Digitalisation over personable interaction
A study by the International Workplace Group that investigated the habits of 18,000 workers across 96 international companies, found that 70% of employees work remotely once a week and 53% spend half their week out of the office.
While technology allows for greater freedom and flexibility in how people want to work, digital channels are putting constraints on social interaction. Emails, instant messaging and social media have replaced what would have been verbal communication 10 years ago.
So, for those that work away from the office the majority of the time – relying only on digital interaction, feelings of loneliness and separation may be creeping in.
In fact, in the State of Remote Work 2018 report by Buffer, 21% of remote workers stated ‘loneliness’ and ‘communicating’ as their biggest struggles. This supports our finding in Rethinking Workplace that people still desire a dedicated place of work – even if only for part of their working week.
The co-working revolution
Although not a new concept, co-working spaces have become a crucial force in alleviating some of the pain points felt by remote workers, including feeling lonely.
For employees based predominantly off-site, independent co-working spaces offer a place where people can work ‘alone together’ – able to retain concentration, but with the ability to collaborate when needed.
The results of a study by Emergent Research revealed that shared, member-based workplaces help to ‘substantially reduce the isolation associated with remote work’, with 83% reporting they were less lonely since joining a co-working space.
With it estimated that by 2020, 50% of UK employees will work from home, and pan-European data revealing that three-quarters (74%) of firms now allow for remote working, co-working spaces seem to be increasingly becoming an important part of the contemporary world of work.
Independent work versus collaboration
Of course, loneliness is not just something that affects remote workers. It’s also been highlighted as a growing problem within the office.
While this could again be in part down to the rise of technology reducing verbal communication, it’s also been linked to the physical interior set-up of an office.
In the UK, open offices are most prevalent, but workers describe themselves as being ‘independent’ rather than ‘collaborative’. They are, in fact, the least collaborative employees in Europe, according to our research. The Swedish workforce, on the other hand, is the most collaborative, but prefers working in private offices.
Traditionally, open offices were designed to encourage interaction and collaboration. It has recently been adopted by many start-up technology companies for these reasons.
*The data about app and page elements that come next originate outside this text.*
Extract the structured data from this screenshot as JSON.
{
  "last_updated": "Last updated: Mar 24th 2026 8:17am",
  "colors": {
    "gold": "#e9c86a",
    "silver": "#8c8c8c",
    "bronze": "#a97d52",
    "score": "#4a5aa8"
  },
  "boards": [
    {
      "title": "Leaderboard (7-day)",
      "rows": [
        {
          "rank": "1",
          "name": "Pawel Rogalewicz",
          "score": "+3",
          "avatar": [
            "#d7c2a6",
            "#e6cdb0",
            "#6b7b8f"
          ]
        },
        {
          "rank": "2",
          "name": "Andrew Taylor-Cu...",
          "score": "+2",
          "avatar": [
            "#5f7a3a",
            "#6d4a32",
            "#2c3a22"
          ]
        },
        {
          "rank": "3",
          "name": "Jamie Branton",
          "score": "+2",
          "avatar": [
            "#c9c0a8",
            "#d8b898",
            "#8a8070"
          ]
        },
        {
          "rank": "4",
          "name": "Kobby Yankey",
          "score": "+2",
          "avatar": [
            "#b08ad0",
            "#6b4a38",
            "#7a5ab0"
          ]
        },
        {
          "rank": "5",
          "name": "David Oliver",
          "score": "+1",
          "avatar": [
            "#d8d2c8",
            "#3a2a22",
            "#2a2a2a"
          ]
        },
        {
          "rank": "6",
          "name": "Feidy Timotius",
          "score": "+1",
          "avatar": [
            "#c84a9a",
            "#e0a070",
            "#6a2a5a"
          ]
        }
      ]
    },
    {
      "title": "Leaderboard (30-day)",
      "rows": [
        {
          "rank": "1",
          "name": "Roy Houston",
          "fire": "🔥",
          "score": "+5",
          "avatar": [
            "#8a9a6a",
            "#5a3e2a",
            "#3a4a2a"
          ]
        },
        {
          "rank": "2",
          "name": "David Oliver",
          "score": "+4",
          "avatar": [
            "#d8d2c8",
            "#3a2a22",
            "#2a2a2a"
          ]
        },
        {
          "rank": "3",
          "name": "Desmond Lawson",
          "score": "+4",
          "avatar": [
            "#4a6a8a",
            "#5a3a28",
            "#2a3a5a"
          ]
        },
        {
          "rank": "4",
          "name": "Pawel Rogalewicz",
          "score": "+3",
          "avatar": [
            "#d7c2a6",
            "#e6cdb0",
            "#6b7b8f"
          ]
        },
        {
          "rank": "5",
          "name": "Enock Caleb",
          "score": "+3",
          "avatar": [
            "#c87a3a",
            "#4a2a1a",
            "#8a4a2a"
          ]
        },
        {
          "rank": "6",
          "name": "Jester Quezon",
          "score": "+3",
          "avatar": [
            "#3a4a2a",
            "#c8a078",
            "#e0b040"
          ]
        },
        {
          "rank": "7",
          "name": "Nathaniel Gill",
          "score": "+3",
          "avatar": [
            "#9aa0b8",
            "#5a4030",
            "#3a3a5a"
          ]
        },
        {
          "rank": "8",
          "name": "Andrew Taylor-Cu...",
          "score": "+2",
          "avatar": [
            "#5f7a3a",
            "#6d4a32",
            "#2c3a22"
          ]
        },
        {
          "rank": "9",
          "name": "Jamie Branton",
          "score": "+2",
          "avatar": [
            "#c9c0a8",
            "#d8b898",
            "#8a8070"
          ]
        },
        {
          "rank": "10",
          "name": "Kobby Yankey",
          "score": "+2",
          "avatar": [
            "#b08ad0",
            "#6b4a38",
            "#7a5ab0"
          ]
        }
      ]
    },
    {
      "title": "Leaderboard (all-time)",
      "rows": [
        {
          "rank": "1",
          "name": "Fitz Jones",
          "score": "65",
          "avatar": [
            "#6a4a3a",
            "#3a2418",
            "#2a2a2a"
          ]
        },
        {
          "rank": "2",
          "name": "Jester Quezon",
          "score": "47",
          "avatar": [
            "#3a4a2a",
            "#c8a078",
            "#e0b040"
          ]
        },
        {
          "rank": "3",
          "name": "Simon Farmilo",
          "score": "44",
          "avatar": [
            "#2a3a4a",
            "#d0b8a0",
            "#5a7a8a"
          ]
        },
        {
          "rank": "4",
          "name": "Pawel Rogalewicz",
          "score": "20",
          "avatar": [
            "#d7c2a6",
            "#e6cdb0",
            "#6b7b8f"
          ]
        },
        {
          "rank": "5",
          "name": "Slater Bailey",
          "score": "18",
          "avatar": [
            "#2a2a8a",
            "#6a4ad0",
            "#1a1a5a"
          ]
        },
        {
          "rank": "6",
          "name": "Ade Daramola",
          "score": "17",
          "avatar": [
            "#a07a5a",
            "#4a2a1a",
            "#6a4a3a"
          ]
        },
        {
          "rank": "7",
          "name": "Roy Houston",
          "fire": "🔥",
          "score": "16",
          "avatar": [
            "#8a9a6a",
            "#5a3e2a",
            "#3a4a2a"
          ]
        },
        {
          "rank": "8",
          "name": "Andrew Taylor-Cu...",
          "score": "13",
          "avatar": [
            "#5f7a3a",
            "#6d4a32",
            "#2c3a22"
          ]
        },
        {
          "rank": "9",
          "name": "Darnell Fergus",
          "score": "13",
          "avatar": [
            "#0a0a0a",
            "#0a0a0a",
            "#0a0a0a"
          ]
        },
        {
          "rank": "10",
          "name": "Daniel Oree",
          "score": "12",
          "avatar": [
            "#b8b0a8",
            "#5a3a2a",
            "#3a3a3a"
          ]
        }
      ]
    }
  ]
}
However, it seems that open plan doesn’t necessarily lead to collaboration. With noise a top concern for Europe’s working population – as highlighted in our research – many counteract this by wearing headphones, for example. And while this may seem to be supporting productivity, it’s also cited as a contributing factor in the workplace loneliness issue.
Turning the tide
However, designers are working to help this. Through increasingly selecting furniture that promotes collaboration, such as trestle tables and comfortable seating areas, collaboration is encouraged. Though these types of furniture might traditionally have been associated with residential interiors, in the contemporary workplace, more comfortable solutions are being chosen for their ability to help fuel collaborative, group work.
Additionally, the implementation of ‘zoning’ provides employees with a variety of set-ups best suited to individual tasks. So, when complete quiet is needed to get the job done, people can remove themselves from the main office hustle and bustle. But for when two or more heads are better than one, group work can be completed, offering people the chance to be amongst their peers at a time that suits them.
With loneliness becoming a more pressing matter globally, and the typical office employee spending around 40 hours a week at work – whether in or out of the office, the role of the workplace designer in helping combat the issue has never been more important.
The social opportunities that once existed in the workplace across Europe, such as the Swedish tradition for Fika, or extended lunch breaks in France, are perhaps being overhauled in light of heavier workloads – something reflected in our research.
However, whether developing entire spaces for remote workers to collaborate, or dedicated sections of an office for social interaction, the design community is starting to turn the tide on workplace loneliness.